▶ _HOW TO COMPLETE THIS TASK_:
Where a line of the entries below includes the string "objective", count it. Give only the resulting number.

(Dataset rows describing interfaces)
☆ ☆ ☆ ☆ ☆ ☆ ☆

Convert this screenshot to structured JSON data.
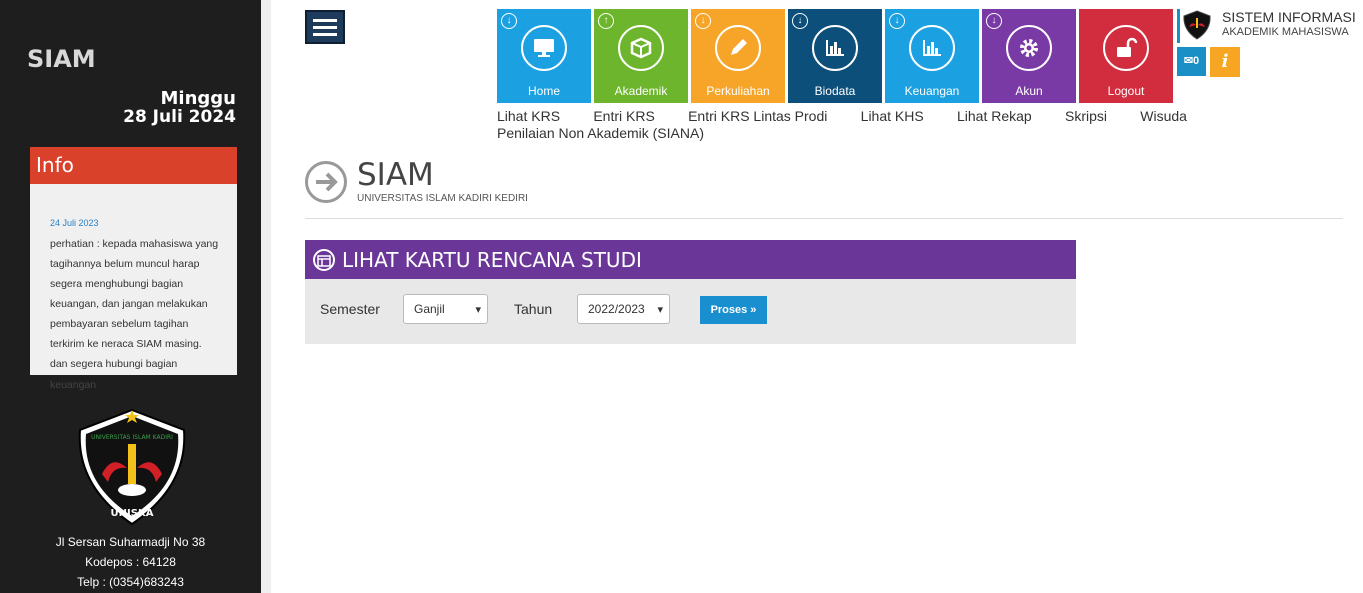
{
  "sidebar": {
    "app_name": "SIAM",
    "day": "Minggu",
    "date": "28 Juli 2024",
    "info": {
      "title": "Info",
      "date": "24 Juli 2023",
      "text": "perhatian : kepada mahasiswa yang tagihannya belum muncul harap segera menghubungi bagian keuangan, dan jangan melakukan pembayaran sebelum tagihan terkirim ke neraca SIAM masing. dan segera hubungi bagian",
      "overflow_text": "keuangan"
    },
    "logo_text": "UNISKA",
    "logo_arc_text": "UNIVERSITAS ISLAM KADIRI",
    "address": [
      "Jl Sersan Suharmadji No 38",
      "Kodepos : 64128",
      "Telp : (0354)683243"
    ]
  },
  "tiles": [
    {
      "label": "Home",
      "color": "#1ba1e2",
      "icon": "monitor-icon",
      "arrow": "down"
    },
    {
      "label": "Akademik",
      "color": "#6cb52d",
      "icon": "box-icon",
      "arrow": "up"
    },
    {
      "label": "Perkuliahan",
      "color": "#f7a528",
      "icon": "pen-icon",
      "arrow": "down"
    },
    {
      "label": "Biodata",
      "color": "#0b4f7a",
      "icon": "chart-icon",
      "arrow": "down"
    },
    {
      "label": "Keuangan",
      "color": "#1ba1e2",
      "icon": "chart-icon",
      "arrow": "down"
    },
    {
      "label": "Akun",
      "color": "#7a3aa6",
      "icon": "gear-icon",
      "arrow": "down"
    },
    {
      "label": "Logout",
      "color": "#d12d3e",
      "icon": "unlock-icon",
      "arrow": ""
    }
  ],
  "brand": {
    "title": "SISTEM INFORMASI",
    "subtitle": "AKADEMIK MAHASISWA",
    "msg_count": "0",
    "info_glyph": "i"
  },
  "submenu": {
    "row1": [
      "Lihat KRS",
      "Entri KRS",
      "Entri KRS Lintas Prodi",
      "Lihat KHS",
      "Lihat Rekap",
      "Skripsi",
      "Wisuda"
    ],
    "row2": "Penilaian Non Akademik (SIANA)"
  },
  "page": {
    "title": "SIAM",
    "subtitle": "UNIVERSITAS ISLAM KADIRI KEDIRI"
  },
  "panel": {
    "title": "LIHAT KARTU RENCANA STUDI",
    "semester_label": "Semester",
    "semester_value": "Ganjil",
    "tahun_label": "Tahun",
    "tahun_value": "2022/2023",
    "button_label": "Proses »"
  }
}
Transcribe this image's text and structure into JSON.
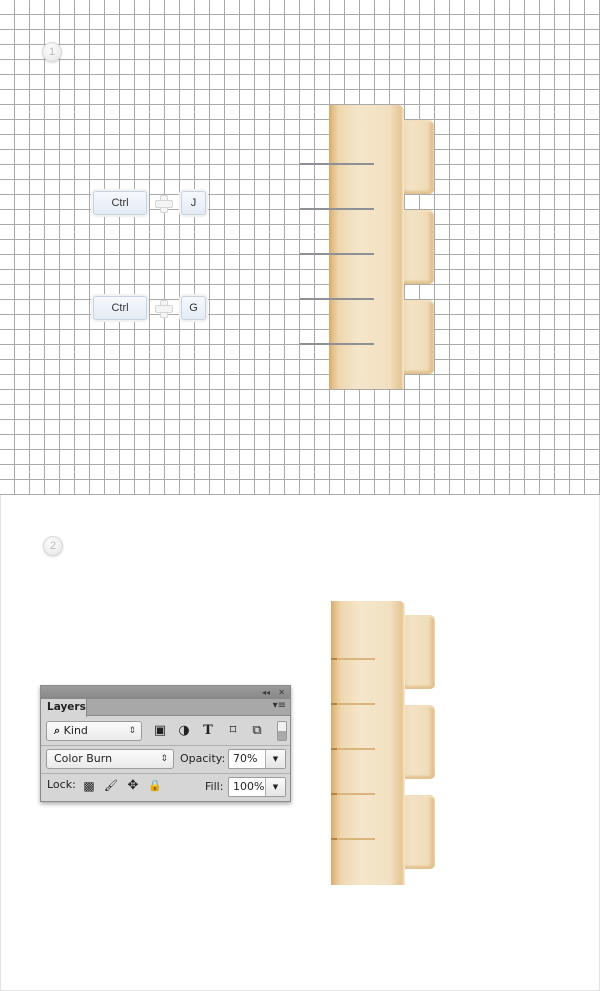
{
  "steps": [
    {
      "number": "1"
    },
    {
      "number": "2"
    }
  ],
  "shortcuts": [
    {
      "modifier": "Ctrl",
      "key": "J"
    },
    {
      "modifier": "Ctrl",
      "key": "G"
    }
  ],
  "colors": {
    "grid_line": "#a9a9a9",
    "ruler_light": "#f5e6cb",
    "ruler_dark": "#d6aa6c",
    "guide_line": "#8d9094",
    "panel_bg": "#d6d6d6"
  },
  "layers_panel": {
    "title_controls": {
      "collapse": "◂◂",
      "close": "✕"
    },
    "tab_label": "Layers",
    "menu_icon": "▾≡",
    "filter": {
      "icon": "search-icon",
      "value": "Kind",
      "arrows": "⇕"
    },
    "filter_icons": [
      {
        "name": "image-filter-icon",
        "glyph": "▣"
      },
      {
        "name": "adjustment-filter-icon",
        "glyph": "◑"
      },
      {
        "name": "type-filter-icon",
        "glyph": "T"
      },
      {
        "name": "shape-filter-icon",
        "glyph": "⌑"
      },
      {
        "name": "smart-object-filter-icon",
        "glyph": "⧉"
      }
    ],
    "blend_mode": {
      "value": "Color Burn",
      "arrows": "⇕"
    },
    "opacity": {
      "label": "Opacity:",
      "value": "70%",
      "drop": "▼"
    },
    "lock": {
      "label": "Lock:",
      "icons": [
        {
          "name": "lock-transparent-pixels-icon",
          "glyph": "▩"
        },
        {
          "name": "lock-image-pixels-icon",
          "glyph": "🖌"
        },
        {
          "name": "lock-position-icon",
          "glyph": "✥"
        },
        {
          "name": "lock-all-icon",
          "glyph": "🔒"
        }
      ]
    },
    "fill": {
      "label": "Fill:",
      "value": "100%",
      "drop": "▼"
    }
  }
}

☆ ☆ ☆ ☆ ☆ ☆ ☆

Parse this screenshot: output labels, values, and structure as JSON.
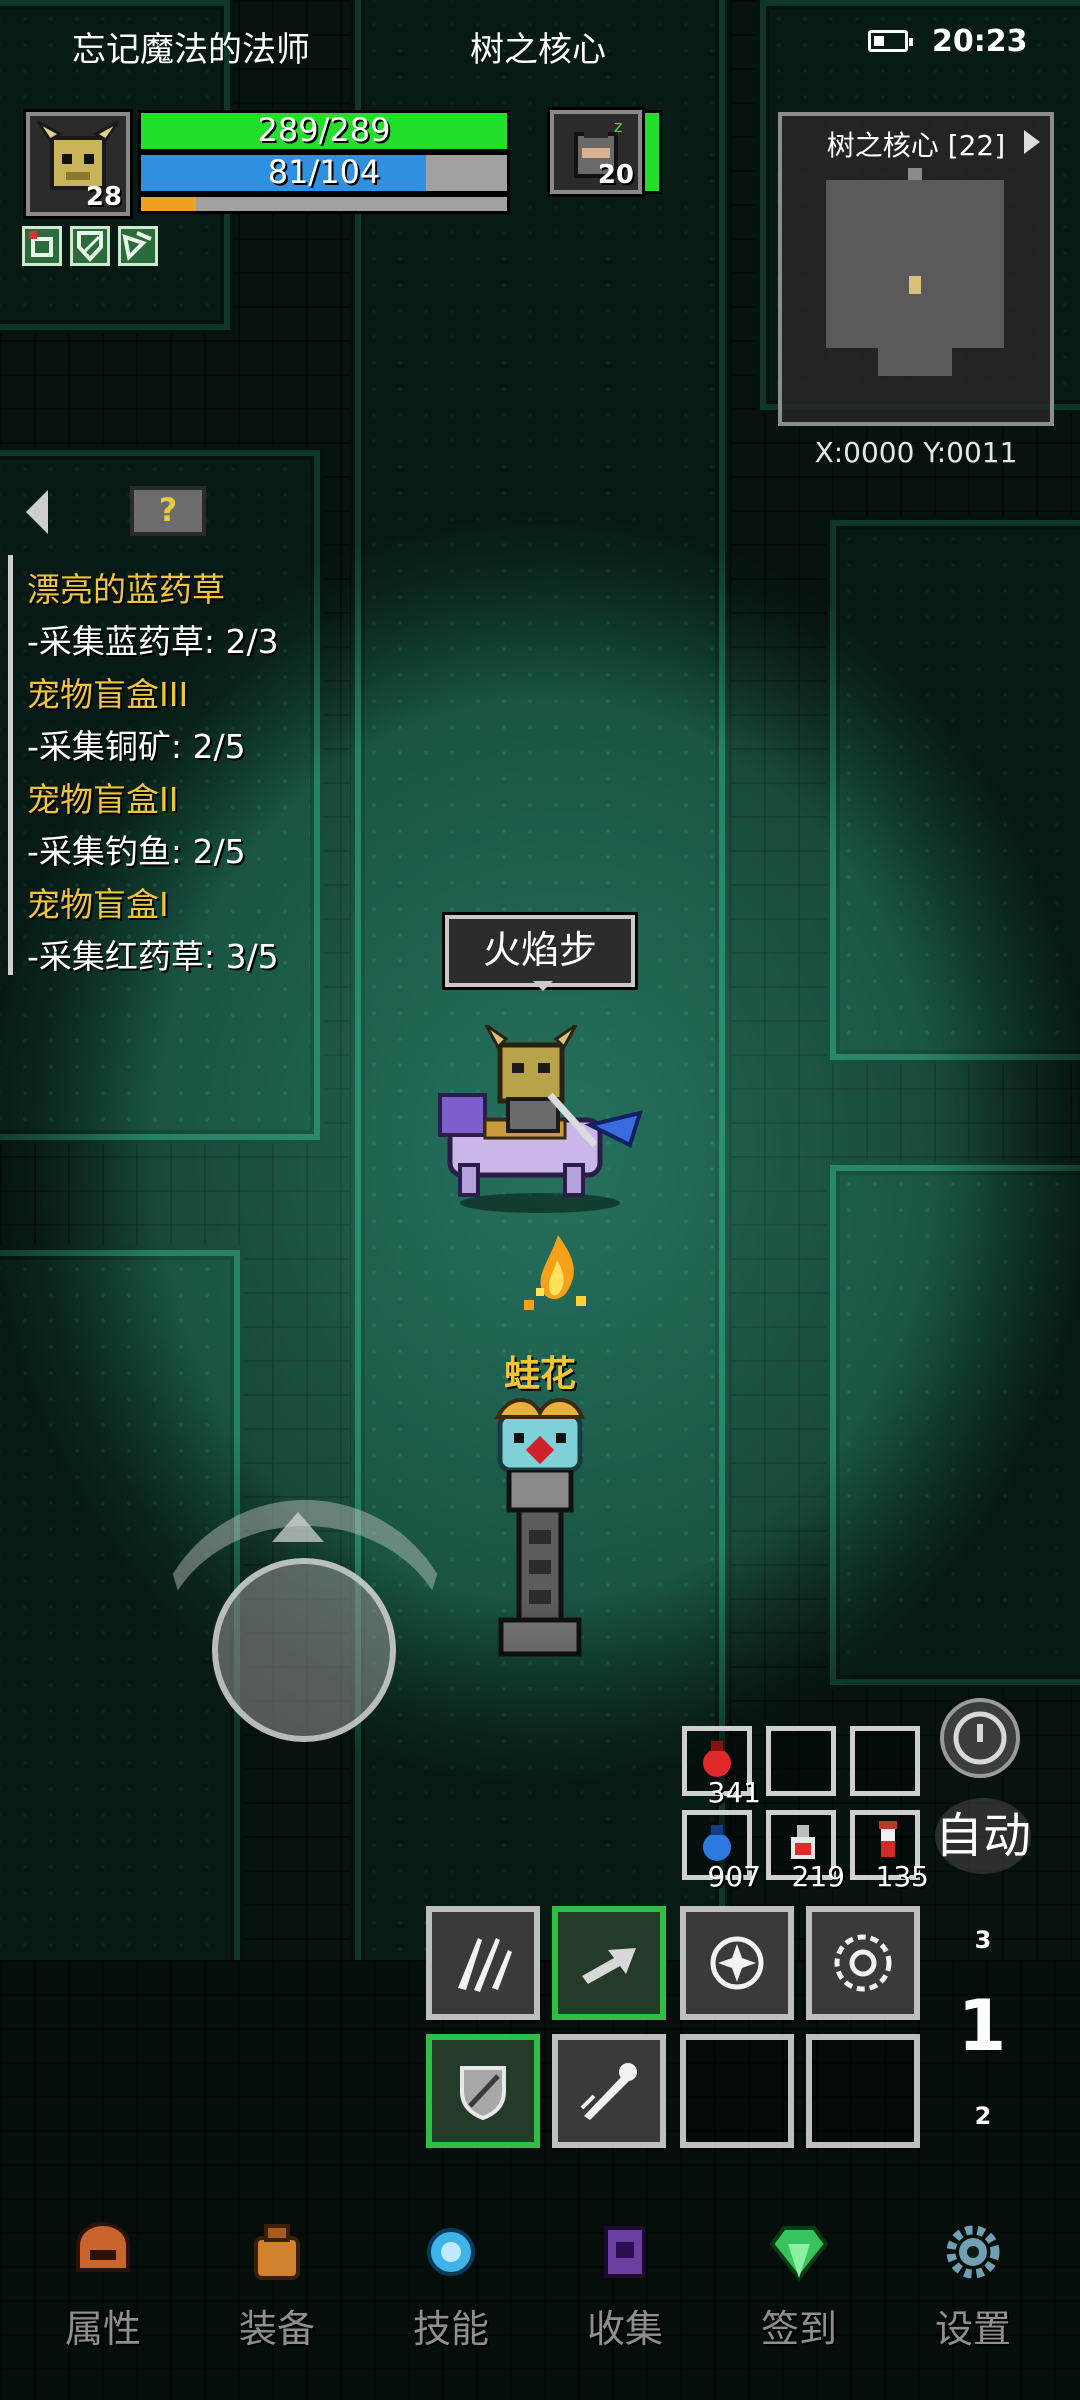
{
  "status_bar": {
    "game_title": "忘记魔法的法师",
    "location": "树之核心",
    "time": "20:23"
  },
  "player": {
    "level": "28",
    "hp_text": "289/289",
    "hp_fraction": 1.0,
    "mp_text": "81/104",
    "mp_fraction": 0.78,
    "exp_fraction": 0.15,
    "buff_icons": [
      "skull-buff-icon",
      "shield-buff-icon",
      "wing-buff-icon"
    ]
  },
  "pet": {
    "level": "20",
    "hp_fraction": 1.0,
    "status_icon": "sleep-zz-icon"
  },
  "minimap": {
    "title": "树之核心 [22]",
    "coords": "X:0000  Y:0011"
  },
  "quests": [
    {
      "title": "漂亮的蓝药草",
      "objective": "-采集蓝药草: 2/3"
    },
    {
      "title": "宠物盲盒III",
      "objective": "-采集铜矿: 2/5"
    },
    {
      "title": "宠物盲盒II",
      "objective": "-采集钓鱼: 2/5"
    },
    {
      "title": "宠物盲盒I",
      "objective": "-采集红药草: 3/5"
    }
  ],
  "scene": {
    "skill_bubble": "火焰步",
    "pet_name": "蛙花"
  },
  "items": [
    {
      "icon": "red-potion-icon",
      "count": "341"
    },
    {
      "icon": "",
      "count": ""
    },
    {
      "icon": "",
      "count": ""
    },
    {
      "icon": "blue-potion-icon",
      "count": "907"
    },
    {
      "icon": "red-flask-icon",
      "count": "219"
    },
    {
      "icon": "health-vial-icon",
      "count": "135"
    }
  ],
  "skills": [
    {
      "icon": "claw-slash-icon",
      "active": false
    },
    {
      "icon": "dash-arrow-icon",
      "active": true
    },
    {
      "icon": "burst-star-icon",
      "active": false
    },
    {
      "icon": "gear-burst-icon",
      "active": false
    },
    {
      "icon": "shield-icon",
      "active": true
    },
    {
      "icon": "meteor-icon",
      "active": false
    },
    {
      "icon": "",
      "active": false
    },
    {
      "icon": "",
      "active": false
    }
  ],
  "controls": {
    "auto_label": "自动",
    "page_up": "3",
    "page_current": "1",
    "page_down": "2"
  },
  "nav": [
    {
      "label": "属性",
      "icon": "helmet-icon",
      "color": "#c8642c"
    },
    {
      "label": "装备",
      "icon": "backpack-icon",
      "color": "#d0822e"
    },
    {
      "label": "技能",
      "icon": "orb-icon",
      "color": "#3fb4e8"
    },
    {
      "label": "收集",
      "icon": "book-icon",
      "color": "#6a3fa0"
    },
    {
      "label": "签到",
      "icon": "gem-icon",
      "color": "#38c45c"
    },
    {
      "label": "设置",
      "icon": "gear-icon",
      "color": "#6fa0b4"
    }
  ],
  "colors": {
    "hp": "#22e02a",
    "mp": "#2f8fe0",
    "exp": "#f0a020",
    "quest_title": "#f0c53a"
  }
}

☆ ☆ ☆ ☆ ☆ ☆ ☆

▶ _EXERCISE ANSWER_:
4